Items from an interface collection
= Beginning of Section =

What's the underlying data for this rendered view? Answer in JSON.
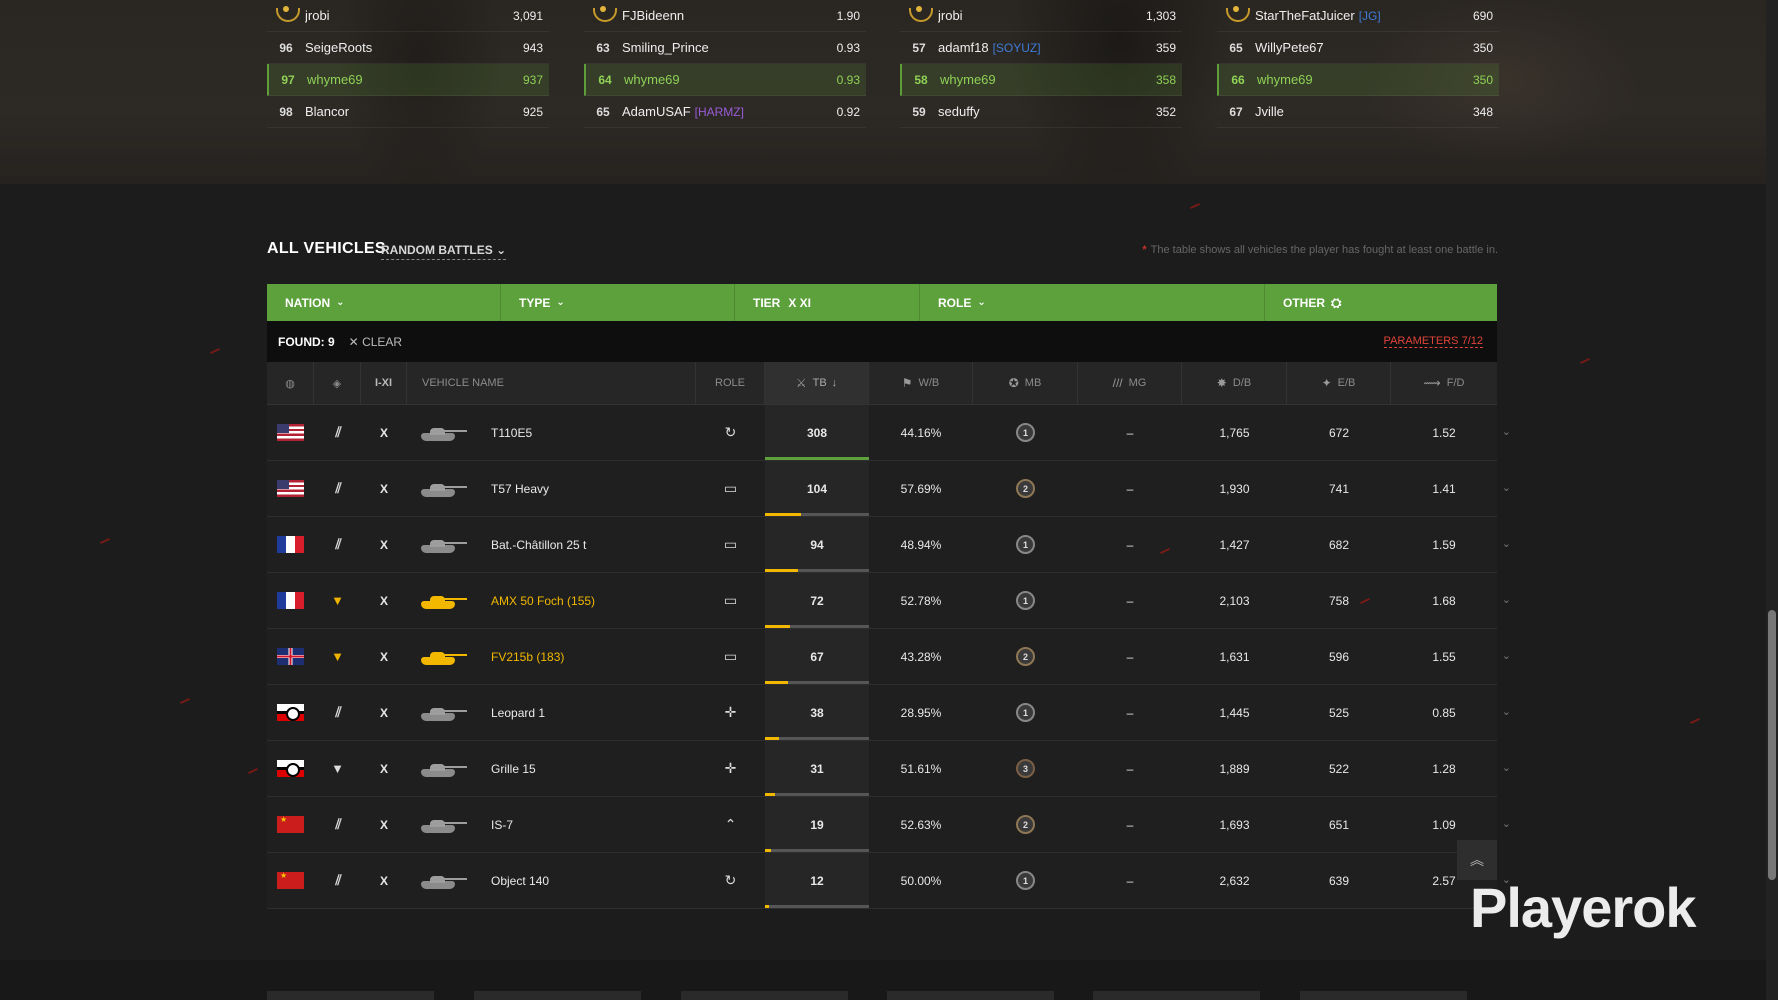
{
  "leaderboards": [
    {
      "rows": [
        {
          "rank": "",
          "laurel": true,
          "name": "jrobi",
          "clan": "",
          "value": "3,091",
          "me": false
        },
        {
          "rank": "96",
          "name": "SeigeRoots",
          "clan": "",
          "value": "943",
          "me": false
        },
        {
          "rank": "97",
          "name": "whyme69",
          "clan": "",
          "value": "937",
          "me": true
        },
        {
          "rank": "98",
          "name": "Blancor",
          "clan": "",
          "value": "925",
          "me": false
        }
      ]
    },
    {
      "rows": [
        {
          "rank": "",
          "laurel": true,
          "name": "FJBideenn",
          "clan": "",
          "value": "1.90",
          "me": false
        },
        {
          "rank": "63",
          "name": "Smiling_Prince",
          "clan": "",
          "value": "0.93",
          "me": false
        },
        {
          "rank": "64",
          "name": "whyme69",
          "clan": "",
          "value": "0.93",
          "me": true
        },
        {
          "rank": "65",
          "name": "AdamUSAF",
          "clan": "[HARMZ]",
          "clanColor": "#9b5cd6",
          "value": "0.92",
          "me": false
        }
      ]
    },
    {
      "rows": [
        {
          "rank": "",
          "laurel": true,
          "name": "jrobi",
          "clan": "",
          "value": "1,303",
          "me": false
        },
        {
          "rank": "57",
          "name": "adamf18",
          "clan": "[SOYUZ]",
          "clanColor": "#3f7bd6",
          "value": "359",
          "me": false
        },
        {
          "rank": "58",
          "name": "whyme69",
          "clan": "",
          "value": "358",
          "me": true
        },
        {
          "rank": "59",
          "name": "seduffy",
          "clan": "",
          "value": "352",
          "me": false
        }
      ]
    },
    {
      "rows": [
        {
          "rank": "",
          "laurel": true,
          "name": "StarTheFatJuicer",
          "clan": "[JG]",
          "clanColor": "#3f7bd6",
          "value": "690",
          "me": false
        },
        {
          "rank": "65",
          "name": "WillyPete67",
          "clan": "",
          "value": "350",
          "me": false
        },
        {
          "rank": "66",
          "name": "whyme69",
          "clan": "",
          "value": "350",
          "me": true
        },
        {
          "rank": "67",
          "name": "Jville",
          "clan": "",
          "value": "348",
          "me": false
        }
      ]
    }
  ],
  "section": {
    "title": "ALL VEHICLES",
    "mode": "RANDOM BATTLES",
    "footnote": "The table shows all vehicles the player has fought at least one battle in."
  },
  "filters": {
    "nation": "NATION",
    "type": "TYPE",
    "tier": "TIER",
    "tier_value": "X XI",
    "role": "ROLE",
    "other": "OTHER"
  },
  "found": {
    "label": "FOUND: 9",
    "clear": "CLEAR",
    "params": "PARAMETERS 7/12"
  },
  "headers": {
    "tier": "I-XI",
    "name": "VEHICLE NAME",
    "role": "ROLE",
    "tb": "TB",
    "wb": "W/B",
    "mb": "MB",
    "mg": "MG",
    "db": "D/B",
    "eb": "E/B",
    "fd": "F/D"
  },
  "vehicles": [
    {
      "nation": "usa",
      "cls": "heavy",
      "tier": "X",
      "name": "T110E5",
      "premium": false,
      "role": "assault",
      "tb": "308",
      "tb_frac": 1.0,
      "tb_color": "#5da13d",
      "wb": "44.16%",
      "mb": "1",
      "mbLevel": 1,
      "mg": "–",
      "db": "1,765",
      "eb": "672",
      "fd": "1.52"
    },
    {
      "nation": "usa",
      "cls": "heavy",
      "tier": "X",
      "name": "T57 Heavy",
      "premium": false,
      "role": "sniper",
      "tb": "104",
      "tb_frac": 0.35,
      "tb_color": "#f2b800",
      "wb": "57.69%",
      "mb": "2",
      "mbLevel": 2,
      "mg": "–",
      "db": "1,930",
      "eb": "741",
      "fd": "1.41"
    },
    {
      "nation": "france",
      "cls": "medium",
      "tier": "X",
      "name": "Bat.-Châtillon 25 t",
      "premium": false,
      "role": "sniper",
      "tb": "94",
      "tb_frac": 0.32,
      "tb_color": "#f2b800",
      "wb": "48.94%",
      "mb": "1",
      "mbLevel": 1,
      "mg": "–",
      "db": "1,427",
      "eb": "682",
      "fd": "1.59"
    },
    {
      "nation": "france",
      "cls": "td",
      "tier": "X",
      "name": "AMX 50 Foch (155)",
      "premium": true,
      "role": "sniper",
      "tb": "72",
      "tb_frac": 0.24,
      "tb_color": "#f2b800",
      "wb": "52.78%",
      "mb": "1",
      "mbLevel": 1,
      "mg": "–",
      "db": "2,103",
      "eb": "758",
      "fd": "1.68"
    },
    {
      "nation": "uk",
      "cls": "td",
      "tier": "X",
      "name": "FV215b (183)",
      "premium": true,
      "role": "sniper",
      "tb": "67",
      "tb_frac": 0.22,
      "tb_color": "#f2b800",
      "wb": "43.28%",
      "mb": "2",
      "mbLevel": 2,
      "mg": "–",
      "db": "1,631",
      "eb": "596",
      "fd": "1.55"
    },
    {
      "nation": "germany",
      "cls": "medium",
      "tier": "X",
      "name": "Leopard 1",
      "premium": false,
      "role": "support",
      "tb": "38",
      "tb_frac": 0.13,
      "tb_color": "#f2b800",
      "wb": "28.95%",
      "mb": "1",
      "mbLevel": 1,
      "mg": "–",
      "db": "1,445",
      "eb": "525",
      "fd": "0.85"
    },
    {
      "nation": "germany",
      "cls": "td",
      "tier": "X",
      "name": "Grille 15",
      "premium": false,
      "role": "support",
      "tb": "31",
      "tb_frac": 0.1,
      "tb_color": "#f2b800",
      "wb": "51.61%",
      "mb": "3",
      "mbLevel": 3,
      "mg": "–",
      "db": "1,889",
      "eb": "522",
      "fd": "1.28"
    },
    {
      "nation": "ussr",
      "cls": "heavy",
      "tier": "X",
      "name": "IS-7",
      "premium": false,
      "role": "breakthrough",
      "tb": "19",
      "tb_frac": 0.06,
      "tb_color": "#f2b800",
      "wb": "52.63%",
      "mb": "2",
      "mbLevel": 2,
      "mg": "–",
      "db": "1,693",
      "eb": "651",
      "fd": "1.09"
    },
    {
      "nation": "ussr",
      "cls": "medium",
      "tier": "X",
      "name": "Object 140",
      "premium": false,
      "role": "assault",
      "tb": "12",
      "tb_frac": 0.04,
      "tb_color": "#f2b800",
      "wb": "50.00%",
      "mb": "1",
      "mbLevel": 1,
      "mg": "–",
      "db": "2,632",
      "eb": "639",
      "fd": "2.57"
    }
  ],
  "icons": {
    "heavy": "heavy-tank-icon",
    "medium": "medium-tank-icon",
    "td": "tank-destroyer-icon",
    "role_assault": "assault-role-icon",
    "role_sniper": "sniper-role-icon",
    "role_support": "support-role-icon",
    "role_breakthrough": "breakthrough-role-icon"
  },
  "watermark": "Playerok",
  "colors": {
    "accent": "#5da13d",
    "premium": "#f2b800",
    "me": "#8fd256",
    "link": "#e0443a"
  }
}
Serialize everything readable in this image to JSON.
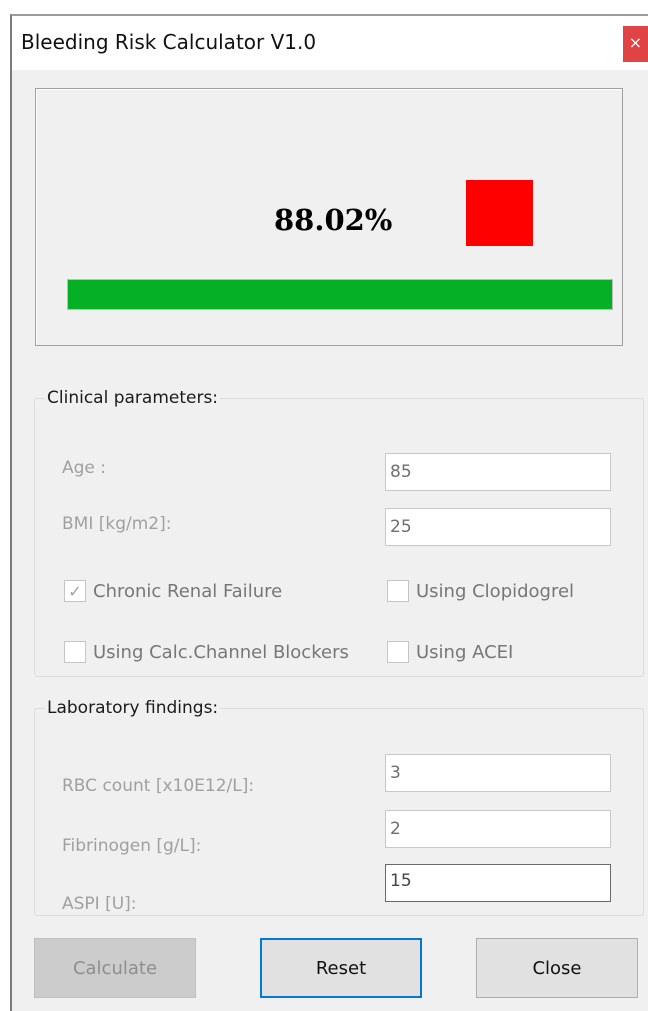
{
  "window": {
    "title": "Bleeding Risk Calculator V1.0",
    "close_glyph": "×"
  },
  "result": {
    "percent_text": "88.02%",
    "indicator_color": "#ff0000",
    "progress_fraction": 1.0,
    "progress_color": "#06b025"
  },
  "clinical": {
    "legend": "Clinical parameters:",
    "age_label": "Age :",
    "age_value": "85",
    "bmi_label": "BMI [kg/m2]:",
    "bmi_value": "25",
    "checkboxes": {
      "crf": {
        "label": "Chronic Renal Failure",
        "checked": true
      },
      "clopidogrel": {
        "label": "Using Clopidogrel",
        "checked": false
      },
      "ccb": {
        "label": "Using Calc.Channel Blockers",
        "checked": false
      },
      "acei": {
        "label": "Using ACEI",
        "checked": false
      }
    },
    "check_glyph": "✓"
  },
  "lab": {
    "legend": "Laboratory findings:",
    "rbc_label": "RBC count [x10E12/L]:",
    "rbc_value": "3",
    "fibrinogen_label": "Fibrinogen [g/L]:",
    "fibrinogen_value": "2",
    "aspi_label": "ASPI [U]:",
    "aspi_value": "15"
  },
  "buttons": {
    "calculate": "Calculate",
    "reset": "Reset",
    "close": "Close"
  }
}
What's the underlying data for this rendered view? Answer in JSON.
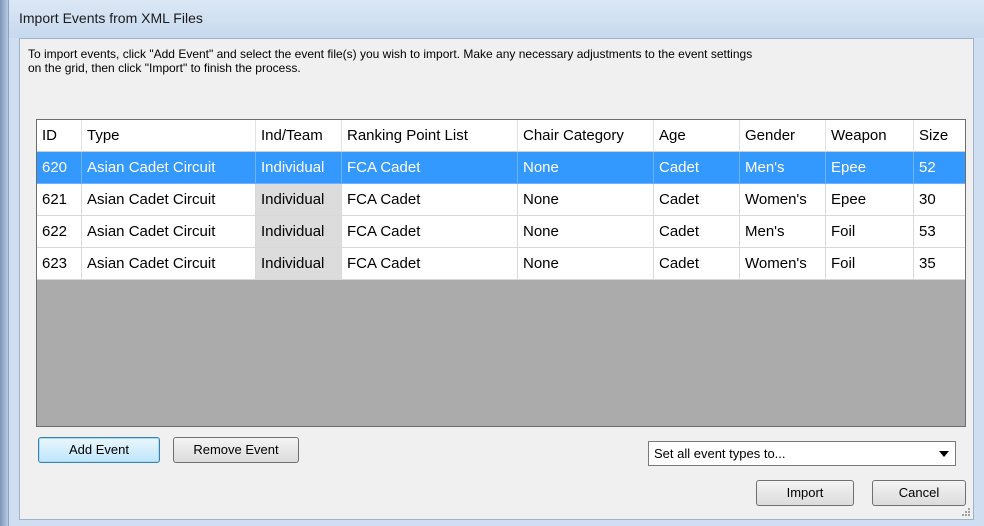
{
  "window": {
    "title": "Import Events from XML Files"
  },
  "instructions": "To import events, click \"Add Event\" and select the event file(s) you wish to import.  Make any necessary adjustments to the event settings\non the grid, then click \"Import\" to finish the process.",
  "grid": {
    "columns": [
      "ID",
      "Type",
      "Ind/Team",
      "Ranking Point List",
      "Chair Category",
      "Age",
      "Gender",
      "Weapon",
      "Size"
    ],
    "rows": [
      {
        "selected": true,
        "cells": [
          "620",
          "Asian Cadet Circuit",
          "Individual",
          "FCA Cadet",
          "None",
          "Cadet",
          "Men's",
          "Epee",
          "52"
        ]
      },
      {
        "selected": false,
        "cells": [
          "621",
          "Asian Cadet Circuit",
          "Individual",
          "FCA Cadet",
          "None",
          "Cadet",
          "Women's",
          "Epee",
          "30"
        ]
      },
      {
        "selected": false,
        "cells": [
          "622",
          "Asian Cadet Circuit",
          "Individual",
          "FCA Cadet",
          "None",
          "Cadet",
          "Men's",
          "Foil",
          "53"
        ]
      },
      {
        "selected": false,
        "cells": [
          "623",
          "Asian Cadet Circuit",
          "Individual",
          "FCA Cadet",
          "None",
          "Cadet",
          "Women's",
          "Foil",
          "35"
        ]
      }
    ]
  },
  "buttons": {
    "add_event": "Add Event",
    "remove_event": "Remove Event",
    "import": "Import",
    "cancel": "Cancel"
  },
  "event_type_select": {
    "selected": "Set all event types to..."
  }
}
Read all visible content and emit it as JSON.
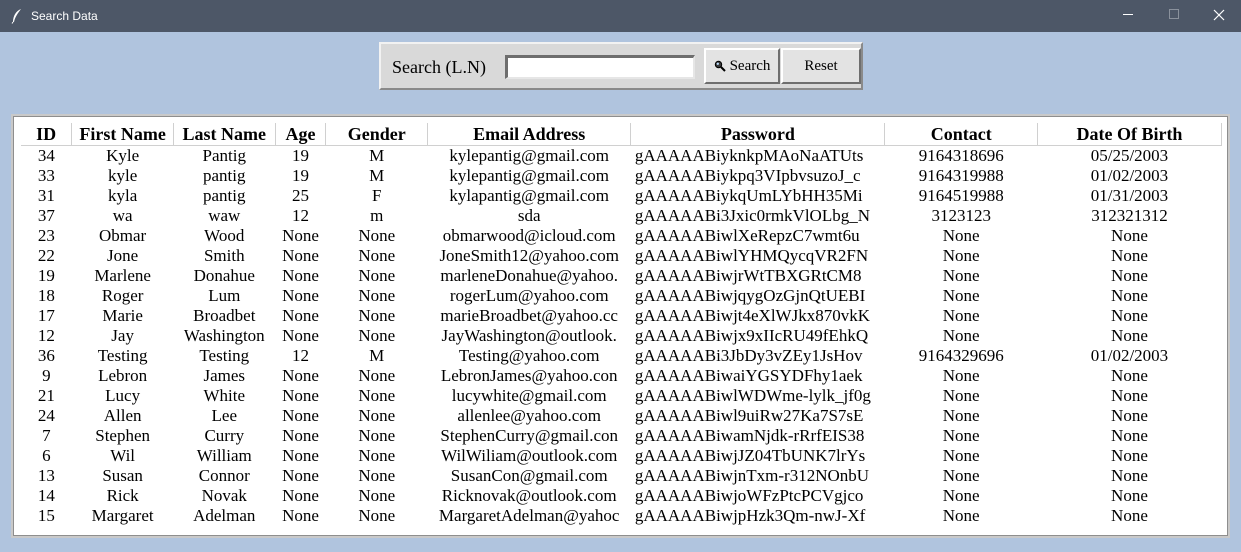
{
  "window": {
    "title": "Search Data",
    "icons": {
      "app": "feather-icon",
      "minimize": "minimize-icon",
      "maximize": "maximize-icon",
      "close": "close-icon"
    }
  },
  "search": {
    "label": "Search (L.N)",
    "value": "",
    "placeholder": "",
    "search_button": "Search",
    "reset_button": "Reset"
  },
  "table": {
    "headers": [
      "ID",
      "First Name",
      "Last Name",
      "Age",
      "Gender",
      "Email Address",
      "Password",
      "Contact",
      "Date Of Birth"
    ],
    "rows": [
      [
        "34",
        "Kyle",
        "Pantig",
        "19",
        "M",
        "kylepantig@gmail.com",
        "gAAAAABiyknkpMAoNaATUts",
        "9164318696",
        "05/25/2003"
      ],
      [
        "33",
        "kyle",
        "pantig",
        "19",
        "M",
        "kylepantig@gmail.com",
        "gAAAAABiykpq3VIpbvsuzoJ_c",
        "9164319988",
        "01/02/2003"
      ],
      [
        "31",
        "kyla",
        "pantig",
        "25",
        "F",
        "kylapantig@gmail.com",
        "gAAAAABiykqUmLYbHH35Mi",
        "9164519988",
        "01/31/2003"
      ],
      [
        "37",
        "wa",
        "waw",
        "12",
        "m",
        "sda",
        "gAAAAABi3Jxic0rmkVlOLbg_N",
        "3123123",
        "312321312"
      ],
      [
        "23",
        "Obmar",
        "Wood",
        "None",
        "None",
        "obmarwood@icloud.com",
        "gAAAAABiwlXeRepzC7wmt6u",
        "None",
        "None"
      ],
      [
        "22",
        "Jone",
        "Smith",
        "None",
        "None",
        "JoneSmith12@yahoo.com",
        "gAAAAABiwlYHMQycqVR2FN",
        "None",
        "None"
      ],
      [
        "19",
        "Marlene",
        "Donahue",
        "None",
        "None",
        "marleneDonahue@yahoo.",
        "gAAAAABiwjrWtTBXGRtCM8",
        "None",
        "None"
      ],
      [
        "18",
        "Roger",
        "Lum",
        "None",
        "None",
        "rogerLum@yahoo.com",
        "gAAAAABiwjqygOzGjnQtUEBI",
        "None",
        "None"
      ],
      [
        "17",
        "Marie",
        "Broadbet",
        "None",
        "None",
        "marieBroadbet@yahoo.cc",
        "gAAAAABiwjt4eXlWJkx870vkK",
        "None",
        "None"
      ],
      [
        "12",
        "Jay",
        "Washington",
        "None",
        "None",
        "JayWashington@outlook.",
        "gAAAAABiwjx9xIIcRU49fEhkQ",
        "None",
        "None"
      ],
      [
        "36",
        "Testing",
        "Testing",
        "12",
        "M",
        "Testing@yahoo.com",
        "gAAAAABi3JbDy3vZEy1JsHov",
        "9164329696",
        "01/02/2003"
      ],
      [
        "9",
        "Lebron",
        "James",
        "None",
        "None",
        "LebronJames@yahoo.con",
        "gAAAAABiwaiYGSYDFhy1aek",
        "None",
        "None"
      ],
      [
        "21",
        "Lucy",
        "White",
        "None",
        "None",
        "lucywhite@gmail.com",
        "gAAAAABiwlWDWme-lylk_jf0g",
        "None",
        "None"
      ],
      [
        "24",
        "Allen",
        "Lee",
        "None",
        "None",
        "allenlee@yahoo.com",
        "gAAAAABiwl9uiRw27Ka7S7sE",
        "None",
        "None"
      ],
      [
        "7",
        "Stephen",
        "Curry",
        "None",
        "None",
        "StephenCurry@gmail.con",
        "gAAAAABiwamNjdk-rRrfEIS38",
        "None",
        "None"
      ],
      [
        "6",
        "Wil",
        "William",
        "None",
        "None",
        "WilWiliam@outlook.com",
        "gAAAAABiwjJZ04TbUNK7lrYs",
        "None",
        "None"
      ],
      [
        "13",
        "Susan",
        "Connor",
        "None",
        "None",
        "SusanCon@gmail.com",
        "gAAAAABiwjnTxm-r312NOnbU",
        "None",
        "None"
      ],
      [
        "14",
        "Rick",
        "Novak",
        "None",
        "None",
        "Ricknovak@outlook.com",
        "gAAAAABiwjoWFzPtcPCVgjco",
        "None",
        "None"
      ],
      [
        "15",
        "Margaret",
        "Adelman",
        "None",
        "None",
        "MargaretAdelman@yahoc",
        "gAAAAABiwjpHzk3Qm-nwJ-Xf",
        "None",
        "None"
      ]
    ]
  }
}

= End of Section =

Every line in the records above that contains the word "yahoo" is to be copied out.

        "JoneSmith12@yahoo.com",
        "marleneDonahue@yahoo.",
        "rogerLum@yahoo.com",
        "marieBroadbet@yahoo.cc",
        "Testing@yahoo.com",
        "LebronJames@yahoo.con",
        "allenlee@yahoo.com",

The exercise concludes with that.